Here's one anatomy lesson that won't get you in trouble. It's Page 2's All-Body Parts Team. And, no, we're not putting it on Twitter.
Joey Cheek: In 2002, the native of Greensboro, N.C., became the first American born and raised in the Southeast to win a medal in the Winter Olympics when he claimed the bronze in the 1,000-meter speed skating event in Salt Lake City. (The following day, Vonetta Flowers (Birmingham) won gold in the inaugural two-woman bobsled and speed skater Jennifer Rodriguez (Miami) won bronze in the 1,000 meters.) Cheek won a silver and a gold in 2006 but has devoted his time since then to humanitarian pursuits, chiefly awareness of the genocide in Darfur. He graduated from Princeton last week.
Elroy Face: In 1959, Face went 18-1 for the Pirates. That's the best single-season winning percentage by any pitcher with a minimum of 14 decisions in MLB history. The win total is also the highest in relief by anybody in a year. In his other 15 seasons, Elroy went 86-94, but he more than saved face with 1959.
Rollie Fingers: Famous for his handlebar moustache, it was Rollie's fingers that did the work. Fingers became the first closer to win MVP of either league when he saved 28 games for the Brewers in the strike-shortened 1981 season. Dennis Eckersley, playing for the A's 11 years later, is the only other reliever to be an MVP. Back to Fingers, we point out that his ERA of 1.04 in 1981 was the lowest by any pitcher with 75 or more innings in 65 years.
Brad Hand: The lefty made his MLB debut this week and promptly made history, becoming only the second pitcher since 1900 to lose his first career start while allowing one hit in more than three innings. Hand, who pitched six frames, gave up a solo homer to Alex Gonzalez in the fourth, and lost, 1-0. At least he's got his youth. At 21 years, 2 months and 18 days, he's the second-youngest member of the 2008 draft class to make the majors.
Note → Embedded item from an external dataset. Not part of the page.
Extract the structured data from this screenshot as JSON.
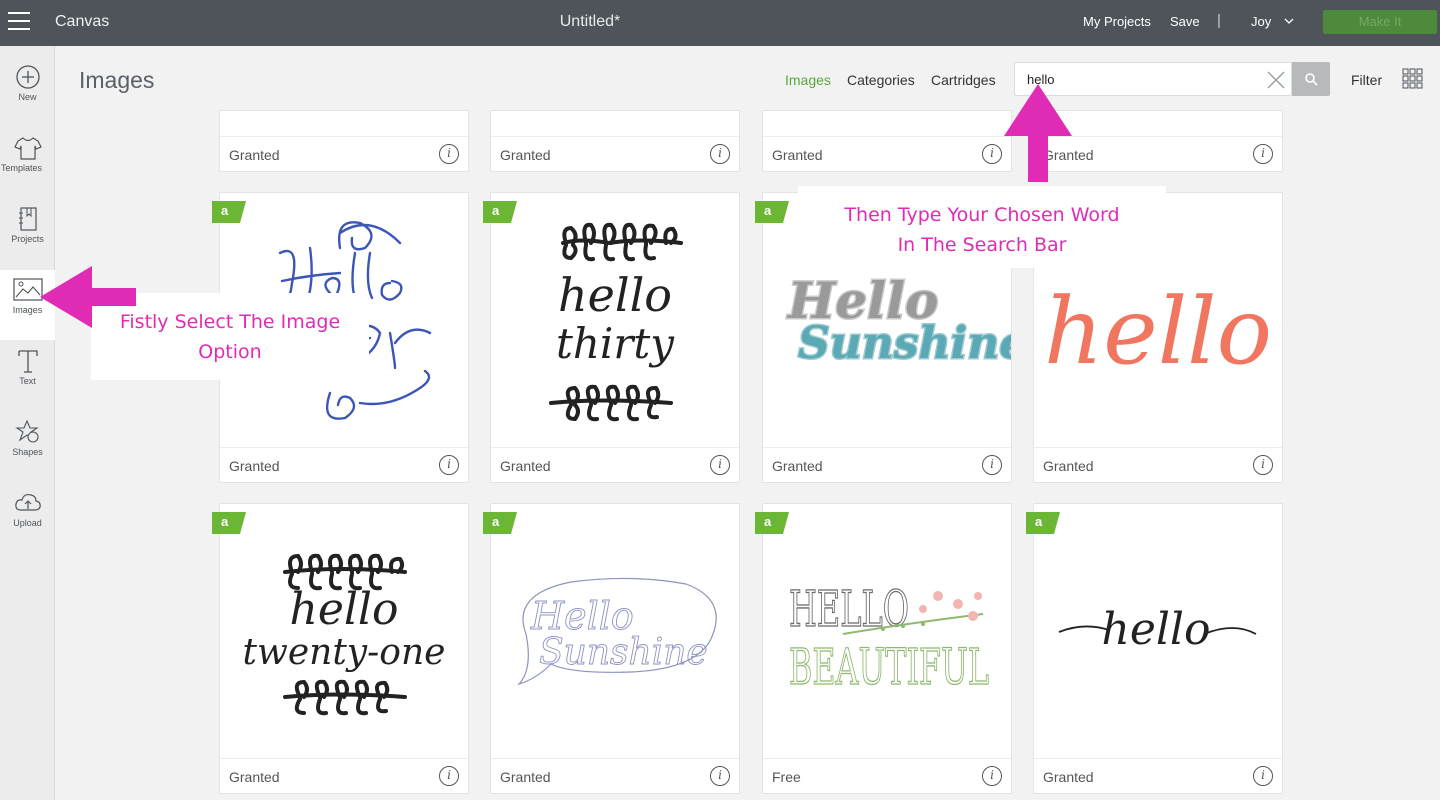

Iris Morhammer: Here's one thing you don't want to be: a ball struck by a Morhammer. The Austrian was a three-time Olympian in handball, an eye-hand sport theoretically well-suited to somebody named Iris.